But not in the bad way, not like you’re thinking.  I mean it as in swimming lessons, as in my three-year-old who loves the water but is afraid to put his face in or actually go under.  (Not surprising, considering his first total submersion in conscious memory involved falling off a dock…)

I mean it in the sense of this extended metaphor, that life itself is this vast and beautiful body of water and we dip our toes.  We wander along the strand.  I’m working on wading all the way in, and what I find is fear.  Not of drowning, per se, since I’m awfully good at survival, but of never wanting to get out.  (Here my fellow Mainers are laughing heartily, since the waters here are COLD.  Staying in is not a winning proposition.)  But you hear what I’m saying.

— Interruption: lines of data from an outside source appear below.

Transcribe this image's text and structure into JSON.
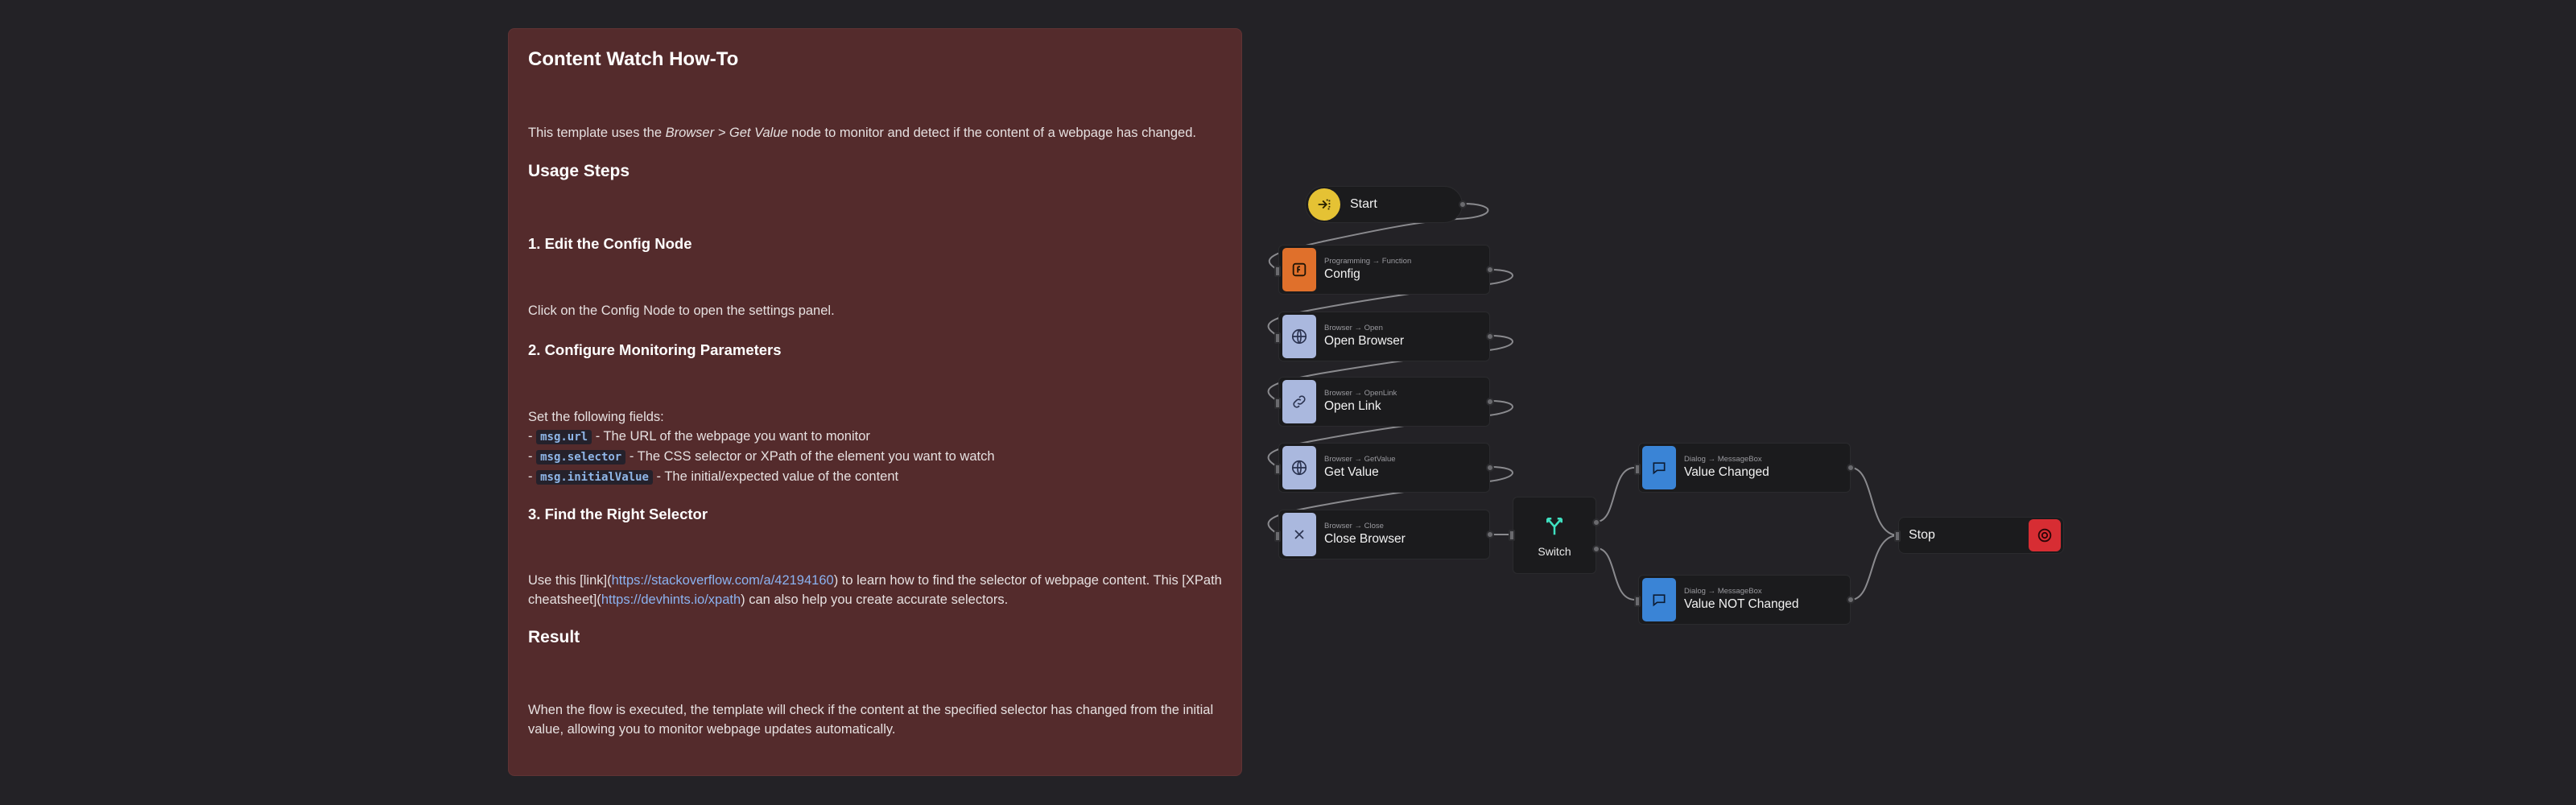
{
  "note": {
    "title": "Content Watch How-To",
    "intro_pre": "This template uses the ",
    "intro_em": "Browser > Get Value",
    "intro_post": " node to monitor and detect if the content of a webpage has changed.",
    "usage_heading": "Usage Steps",
    "step1_heading": "1. Edit the Config Node",
    "step1_text": "Click on the Config Node to open the settings panel.",
    "step2_heading": "2. Configure Monitoring Parameters",
    "step2_text": "Set the following fields:",
    "fields": [
      {
        "dash": "- ",
        "code": "msg.url",
        "desc": " - The URL of the webpage you want to monitor"
      },
      {
        "dash": "- ",
        "code": "msg.selector",
        "desc": " - The CSS selector or XPath of the element you want to watch"
      },
      {
        "dash": "- ",
        "code": "msg.initialValue",
        "desc": " - The initial/expected value of the content"
      }
    ],
    "step3_heading": "3. Find the Right Selector",
    "step3_a": "Use this [link](",
    "step3_link1": "https://stackoverflow.com/a/42194160",
    "step3_b": ") to learn how to find the selector of webpage content. This [XPath cheatsheet](",
    "step3_link2": "https://devhints.io/xpath",
    "step3_c": ") can also help you create accurate selectors.",
    "result_heading": "Result",
    "result_text": "When the flow is executed, the template will check if the content at the specified selector has changed from the initial value, allowing you to monitor webpage updates automatically."
  },
  "nodes": {
    "start": {
      "title": "Start",
      "icon": "start-arrow-icon",
      "color": "#e5c234"
    },
    "config": {
      "category": "Programming → Function",
      "title": "Config",
      "icon": "function-icon",
      "color": "#e0702b"
    },
    "open_browser": {
      "category": "Browser → Open",
      "title": "Open Browser",
      "icon": "globe-icon",
      "color": "#aab8de"
    },
    "open_link": {
      "category": "Browser → OpenLink",
      "title": "Open Link",
      "icon": "link-icon",
      "color": "#aab8de"
    },
    "get_value": {
      "category": "Browser → GetValue",
      "title": "Get Value",
      "icon": "globe-icon",
      "color": "#aab8de"
    },
    "close_browser": {
      "category": "Browser → Close",
      "title": "Close Browser",
      "icon": "close-icon",
      "color": "#aab8de"
    },
    "switch": {
      "title": "Switch",
      "icon": "switch-branch-icon",
      "color": "#3fe0c0"
    },
    "value_changed": {
      "category": "Dialog → MessageBox",
      "title": "Value Changed",
      "icon": "message-icon",
      "color": "#3a84d6"
    },
    "value_not_changed": {
      "category": "Dialog → MessageBox",
      "title": "Value NOT Changed",
      "icon": "message-icon",
      "color": "#3a84d6"
    },
    "stop": {
      "title": "Stop",
      "icon": "stop-target-icon",
      "color": "#d72d33"
    }
  },
  "colors": {
    "canvas_bg": "#232226",
    "note_bg": "#542b2c",
    "wire": "#8a8a8e"
  }
}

I know artists (of many stripes: academics, builders, designers, cooks, writers, painters, photographers, etc.) who get so immersed in their work that it’s hard for them to resurface.  They skip meals and neglect their families and commitments, or at least experience transitions back to dry land a little like a fish: there’s gasping and often a little thrashing about.

I am afraid of that.

I LOVE the work I am doing — the reading, the writing, the scholarship, the design; the complexities of play with children; the management of many lives.  But I’m always afraid that if I dive right in to the art, to “my work,” I might not be able to come back. And I NEED to come back.

This is where you’re wisely examining my metaphor and saying, “But Anna, who said you had to look at life as a matter of safe, dry land (dry in every sense) versus joyful, life-giving sea?”  And you’re right.  It’s a false binary. But for survival-oriented kids, and perhaps anyone taught that creativity and contemplation were wasteful, it’s reasonable to see a divide.  So here I am.

The intention today, then, is to put my face in the water.  Perhaps even to try going under.